“Writers are asking for fairness: When the studios invest millions into producing a film or series, they can pay for the value writers create,” tweeted Emmy and Tony Award-Winning Actor Mandy Patinkin on May 8, alongside a photo of him standing blankly with the caption, “This is what I would be doing on TV without writers.” 

Patinkin, known for roles on television including Saul Berenson in Homeland, tweeted in support of the Writers Guild of America, a union representing thousands of writers. WGA announced they would be going on strike on May 2, bringing most television and film production to a screeching halt, including late-night talk shows The Tonight Show Starring Jimmy Fallon and Jimmy Kimmel Live! and streaming series, such as Stranger Things.
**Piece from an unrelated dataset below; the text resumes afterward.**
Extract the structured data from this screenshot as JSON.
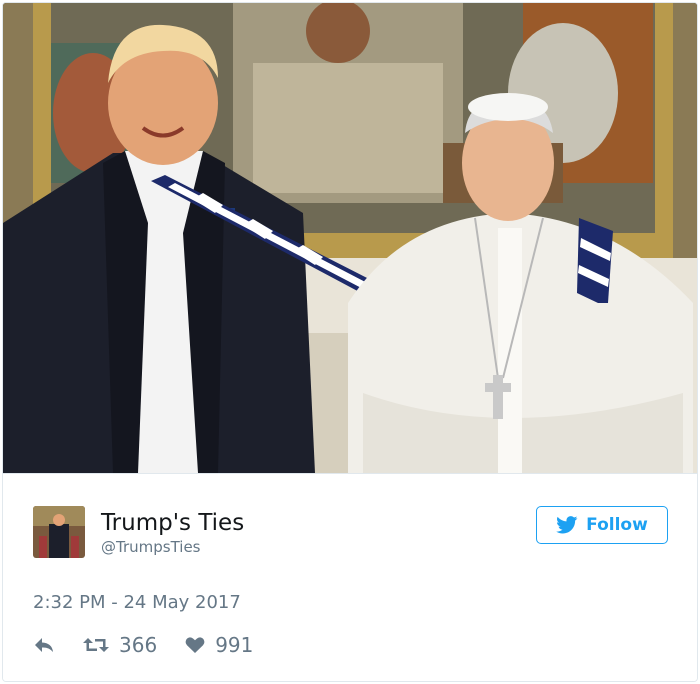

During the 2007 strike, late night shows were dark for two months. The WGA Board of Directors recently voted to strike following failed negotiations on a new three-year contract with the Alliance of Motion Picture and Television Producers, an organization representing nine of Hollywood’s biggest studios, including Paramount, Sony and Universal Pictures. 

The WGA went on strike because of unfair compensation, in large part due to the rising popularity of streaming services. As WGA member Tom Ruprecht, a former head writer for Comedy Central’s The Nightly Show, who worked on the Late Show with David Letterman for twelve years and wrote an episode of How I Met Your Mother explained to Hi’s Eye, “One thing that keeps writers going during lean times is residuals (when networks air repeats of shows, the writers get another check)…On streaming services, however, there are no repeats because the content is always ‘on…’ So one issue is writers want more compensation from streamers to make up for the lack of residuals.” 

Additionally, television writers normally get paid per episode. Thus, while broadcast series used to produce twenty or more episodes per season, streaming series produce approximately eight to thirteen episodes, leaving writers with less compensation. 

Ruprecht explained that another big issue is artificial intelligence: “Right now, AI is capable of producing bad scripts. You can ask AI for an action movie about a hijacked airplane and it will spit out a script that’s an amalgam of all the cliches you’ve seen in other action airplane movies…[The studios] want to use AI to write a lousy first draft and then hire a writer at a much smaller amount of money than usual to do a rewrite (i.e. add all the originality)…This obviously jeopardizes our livelihoods and will also result in lots of bad shows and movies…” Thus, Ruprecht stated that negotiations should “include language barring the use of AI to write scripts” especially because “the old scripts the AI is using to generate ideas were written by WGA members who aren’t being compensated for the fact that their material is now being reused.”

Many people continue to support the WGA and its member’s demands. At the 76th Annual Tony Awards ceremony on June 11, the directors agreed not to use scripts during the show. The unscripted 2023 Tony’s opened with a big dance number and host Ariana DeBose opening a blank binder that simply read “script.” 

DeBose explained, “Our siblings at the WGA are currently on strike in pursuit of a fair deal” and as a result the only thing the teleprompters would show were countdowns for the speeches, as opposed to scripts used in the past. 

Until the WGA and studios reach an agreement, production will continue to be delayed, including films unwilling to step over the picket line. For a fair deal to be reached, support of the WGA must continue. As an avid supporter of the WGA, Ruprecht picketed nearly every day during the 2007 strike, a strike that lasted 100 days, and will picket again after the 2022-23 school year ends, as he already committed to substitute teaching (including at WHS) while working on his own show. 

For now, Ruprecht is joined by countless others who continue to picket Hollywood studios, including celebrities Pete Davidson, Tina Fey and Rob Lowe to name a few. For advances to be made, it is necessary that support stays strong, and the picket line is not crossed.